▶ [TASK GOAL]:
Exclude the pictures and reproduce the remaining data exactly as written.

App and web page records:
===============
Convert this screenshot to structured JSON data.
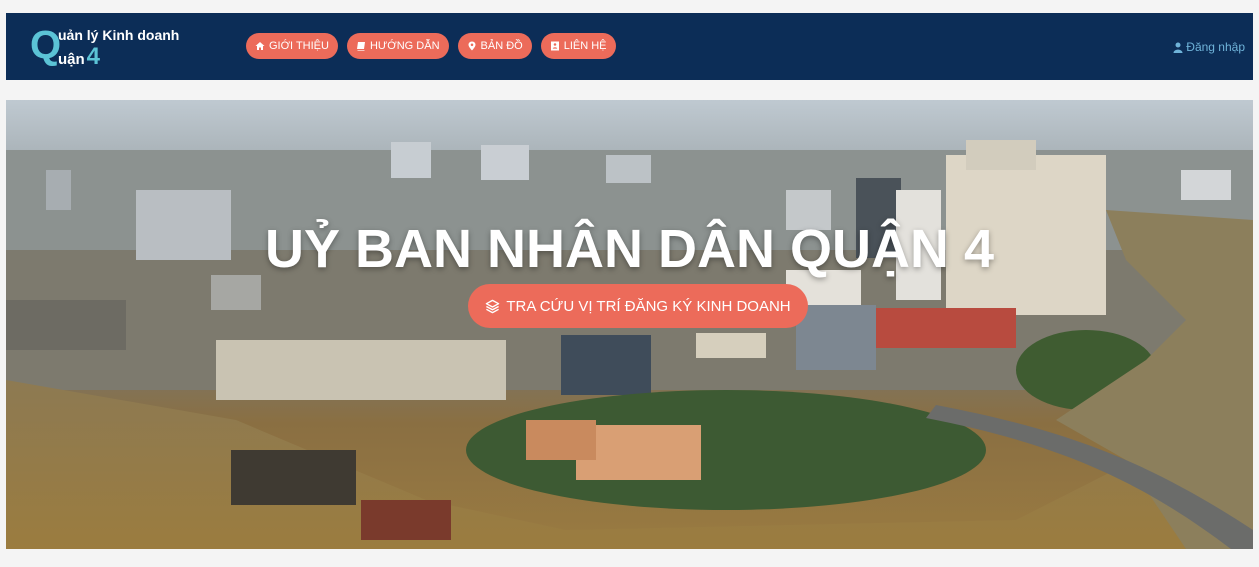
{
  "header": {
    "logo": {
      "line1": "uản lý Kinh doanh",
      "big_letter": "Q",
      "line2": "uận",
      "number": "4"
    },
    "nav": [
      {
        "label": "GIỚI THIỆU",
        "icon": "home-icon"
      },
      {
        "label": "HƯỚNG DẪN",
        "icon": "book-icon"
      },
      {
        "label": "BẢN ĐỒ",
        "icon": "map-marker-icon"
      },
      {
        "label": "LIÊN HỆ",
        "icon": "contact-card-icon"
      }
    ],
    "login_label": "Đăng nhập"
  },
  "hero": {
    "title": "UỶ BAN NHÂN DÂN QUẬN 4",
    "cta_label": "TRA CỨU VỊ TRÍ ĐĂNG KÝ KINH DOANH",
    "cta_icon": "layers-icon"
  },
  "colors": {
    "navbar": "#0c2d57",
    "accent": "#ec6b5a",
    "logo_cyan": "#5bc3d6",
    "login_text": "#6fb3d9"
  }
}
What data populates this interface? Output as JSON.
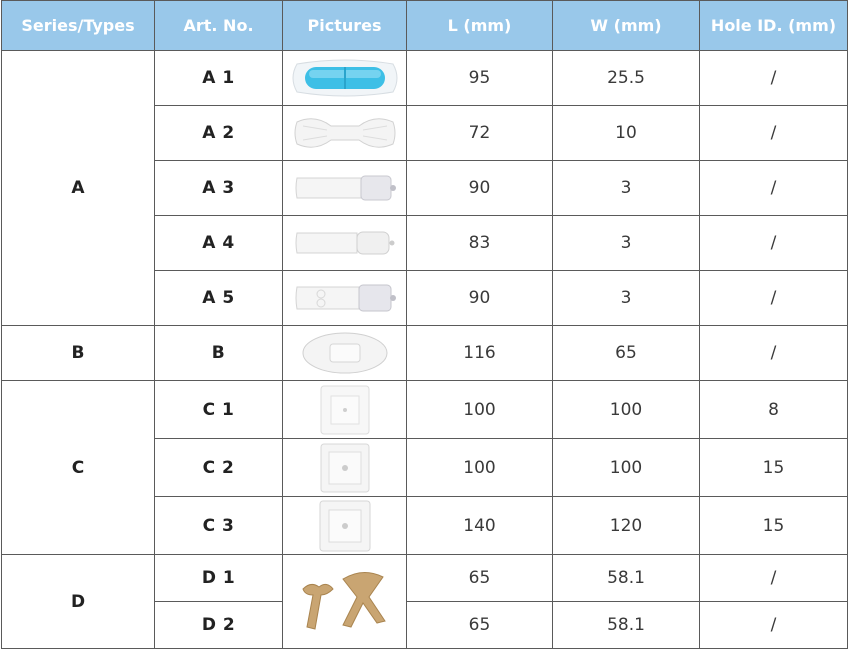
{
  "columns": [
    "Series/Types",
    "Art. No.",
    "Pictures",
    "L (mm)",
    "W (mm)",
    "Hole ID. (mm)"
  ],
  "groups": [
    {
      "series": "A",
      "items": [
        {
          "art": "A 1",
          "image": "blue-gel-pad-icon",
          "L": "95",
          "W": "25.5",
          "hole": "/"
        },
        {
          "art": "A 2",
          "image": "butterfly-strip-icon",
          "L": "72",
          "W": "10",
          "hole": "/"
        },
        {
          "art": "A 3",
          "image": "strip-with-tab-icon",
          "L": "90",
          "W": "3",
          "hole": "/"
        },
        {
          "art": "A 4",
          "image": "strip-with-tab-icon",
          "L": "83",
          "W": "3",
          "hole": "/"
        },
        {
          "art": "A 5",
          "image": "strip-with-tab-icon",
          "L": "90",
          "W": "3",
          "hole": "/"
        }
      ]
    },
    {
      "series": "B",
      "items": [
        {
          "art": "B",
          "image": "oval-pad-icon",
          "L": "116",
          "W": "65",
          "hole": "/"
        }
      ]
    },
    {
      "series": "C",
      "items": [
        {
          "art": "C 1",
          "image": "square-dressing-icon",
          "L": "100",
          "W": "100",
          "hole": "8"
        },
        {
          "art": "C 2",
          "image": "square-dressing-icon",
          "L": "100",
          "W": "100",
          "hole": "15"
        },
        {
          "art": "C 3",
          "image": "square-dressing-icon",
          "L": "140",
          "W": "120",
          "hole": "15"
        }
      ]
    },
    {
      "series": "D",
      "items": [
        {
          "art": "D 1",
          "image": "tan-shaped-strips-icon",
          "L": "65",
          "W": "58.1",
          "hole": "/"
        },
        {
          "art": "D 2",
          "image": "tan-shaped-strips-icon",
          "L": "65",
          "W": "58.1",
          "hole": "/"
        }
      ]
    }
  ],
  "colors": {
    "header_bg": "#99c8ea",
    "header_text": "#ffffff",
    "border": "#5a5a5a",
    "text": "#3a3a3a"
  }
}
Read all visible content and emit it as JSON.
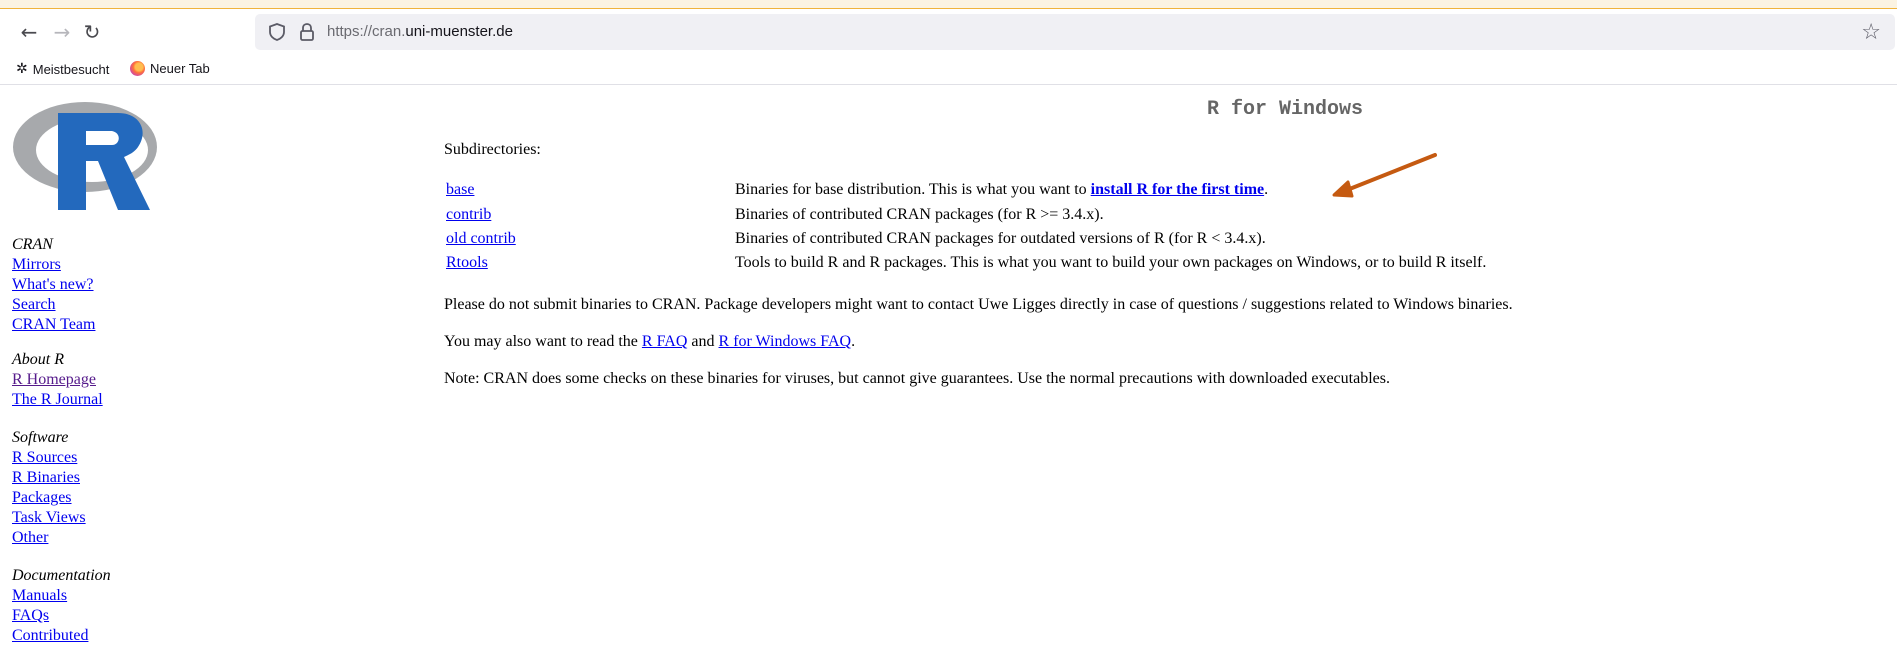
{
  "browser": {
    "url_prefix": "https://cran.",
    "url_domain": "uni-muenster.de",
    "bookmarks": [
      {
        "label": "Meistbesucht"
      },
      {
        "label": "Neuer Tab"
      }
    ]
  },
  "sidebar": {
    "groups": [
      {
        "heading": "CRAN",
        "links": [
          "Mirrors",
          "What's new?",
          "Search",
          "CRAN Team"
        ]
      },
      {
        "heading": "About R",
        "links": [
          "R Homepage",
          "The R Journal"
        ]
      },
      {
        "heading": "Software",
        "links": [
          "R Sources",
          "R Binaries",
          "Packages",
          "Task Views",
          "Other"
        ]
      },
      {
        "heading": "Documentation",
        "links": [
          "Manuals",
          "FAQs",
          "Contributed"
        ]
      }
    ]
  },
  "main": {
    "title": "R for Windows",
    "subdirectories_label": "Subdirectories:",
    "subdirs": [
      {
        "name": "base",
        "desc": "Binaries for base distribution. This is what you want to ",
        "desc_link": "install R for the first time",
        "desc_after": "."
      },
      {
        "name": "contrib",
        "desc": "Binaries of contributed CRAN packages (for R >= 3.4.x)."
      },
      {
        "name": "old contrib",
        "desc": "Binaries of contributed CRAN packages for outdated versions of R (for R < 3.4.x)."
      },
      {
        "name": "Rtools",
        "desc": "Tools to build R and R packages. This is what you want to build your own packages on Windows, or to build R itself."
      }
    ],
    "para1": "Please do not submit binaries to CRAN. Package developers might want to contact Uwe Ligges directly in case of questions / suggestions related to Windows binaries.",
    "para2_before": "You may also want to read the ",
    "para2_link1": "R FAQ",
    "para2_mid": " and ",
    "para2_link2": "R for Windows FAQ",
    "para2_after": ".",
    "para3": "Note: CRAN does some checks on these binaries for viruses, but cannot give guarantees. Use the normal precautions with downloaded executables."
  },
  "colors": {
    "link": "#0000ee",
    "visited": "#551a8b",
    "arrow": "#c55a11"
  }
}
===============
▶ [REPLY TO THE EXERCISE]:
Convert this screenshot to structured JSON data.
{
  "header": {
    "logo": {
      "line1": "uản lý Kinh doanh",
      "big_letter": "Q",
      "line2": "uận",
      "number": "4"
    },
    "nav": [
      {
        "label": "GIỚI THIỆU",
        "icon": "home-icon"
      },
      {
        "label": "HƯỚNG DẪN",
        "icon": "book-icon"
      },
      {
        "label": "BẢN ĐỒ",
        "icon": "map-marker-icon"
      },
      {
        "label": "LIÊN HỆ",
        "icon": "contact-card-icon"
      }
    ],
    "login_label": "Đăng nhập"
  },
  "hero": {
    "title": "UỶ BAN NHÂN DÂN QUẬN 4",
    "cta_label": "TRA CỨU VỊ TRÍ ĐĂNG KÝ KINH DOANH",
    "cta_icon": "layers-icon"
  },
  "colors": {
    "navbar": "#0c2d57",
    "accent": "#ec6b5a",
    "logo_cyan": "#5bc3d6",
    "login_text": "#6fb3d9"
  }
}
What data populates this interface? Output as JSON.
{
  "columns": [
    "Series/Types",
    "Art. No.",
    "Pictures",
    "L (mm)",
    "W (mm)",
    "Hole ID. (mm)"
  ],
  "groups": [
    {
      "series": "A",
      "items": [
        {
          "art": "A 1",
          "image": "blue-gel-pad-icon",
          "L": "95",
          "W": "25.5",
          "hole": "/"
        },
        {
          "art": "A 2",
          "image": "butterfly-strip-icon",
          "L": "72",
          "W": "10",
          "hole": "/"
        },
        {
          "art": "A 3",
          "image": "strip-with-tab-icon",
          "L": "90",
          "W": "3",
          "hole": "/"
        },
        {
          "art": "A 4",
          "image": "strip-with-tab-icon",
          "L": "83",
          "W": "3",
          "hole": "/"
        },
        {
          "art": "A 5",
          "image": "strip-with-tab-icon",
          "L": "90",
          "W": "3",
          "hole": "/"
        }
      ]
    },
    {
      "series": "B",
      "items": [
        {
          "art": "B",
          "image": "oval-pad-icon",
          "L": "116",
          "W": "65",
          "hole": "/"
        }
      ]
    },
    {
      "series": "C",
      "items": [
        {
          "art": "C 1",
          "image": "square-dressing-icon",
          "L": "100",
          "W": "100",
          "hole": "8"
        },
        {
          "art": "C 2",
          "image": "square-dressing-icon",
          "L": "100",
          "W": "100",
          "hole": "15"
        },
        {
          "art": "C 3",
          "image": "square-dressing-icon",
          "L": "140",
          "W": "120",
          "hole": "15"
        }
      ]
    },
    {
      "series": "D",
      "items": [
        {
          "art": "D 1",
          "image": "tan-shaped-strips-icon",
          "L": "65",
          "W": "58.1",
          "hole": "/"
        },
        {
          "art": "D 2",
          "image": "tan-shaped-strips-icon",
          "L": "65",
          "W": "58.1",
          "hole": "/"
        }
      ]
    }
  ],
  "colors": {
    "header_bg": "#99c8ea",
    "header_text": "#ffffff",
    "border": "#5a5a5a",
    "text": "#3a3a3a"
  }
}
Read all visible content and emit it as JSON.
{
  "browser": {
    "url_prefix": "https://cran.",
    "url_domain": "uni-muenster.de",
    "bookmarks": [
      {
        "label": "Meistbesucht"
      },
      {
        "label": "Neuer Tab"
      }
    ]
  },
  "sidebar": {
    "groups": [
      {
        "heading": "CRAN",
        "links": [
          "Mirrors",
          "What's new?",
          "Search",
          "CRAN Team"
        ]
      },
      {
        "heading": "About R",
        "links": [
          "R Homepage",
          "The R Journal"
        ]
      },
      {
        "heading": "Software",
        "links": [
          "R Sources",
          "R Binaries",
          "Packages",
          "Task Views",
          "Other"
        ]
      },
      {
        "heading": "Documentation",
        "links": [
          "Manuals",
          "FAQs",
          "Contributed"
        ]
      }
    ]
  },
  "main": {
    "title": "R for Windows",
    "subdirectories_label": "Subdirectories:",
    "subdirs": [
      {
        "name": "base",
        "desc": "Binaries for base distribution. This is what you want to ",
        "desc_link": "install R for the first time",
        "desc_after": "."
      },
      {
        "name": "contrib",
        "desc": "Binaries of contributed CRAN packages (for R >= 3.4.x)."
      },
      {
        "name": "old contrib",
        "desc": "Binaries of contributed CRAN packages for outdated versions of R (for R < 3.4.x)."
      },
      {
        "name": "Rtools",
        "desc": "Tools to build R and R packages. This is what you want to build your own packages on Windows, or to build R itself."
      }
    ],
    "para1": "Please do not submit binaries to CRAN. Package developers might want to contact Uwe Ligges directly in case of questions / suggestions related to Windows binaries.",
    "para2_before": "You may also want to read the ",
    "para2_link1": "R FAQ",
    "para2_mid": " and ",
    "para2_link2": "R for Windows FAQ",
    "para2_after": ".",
    "para3": "Note: CRAN does some checks on these binaries for viruses, but cannot give guarantees. Use the normal precautions with downloaded executables."
  },
  "colors": {
    "link": "#0000ee",
    "visited": "#551a8b",
    "arrow": "#c55a11"
  }
}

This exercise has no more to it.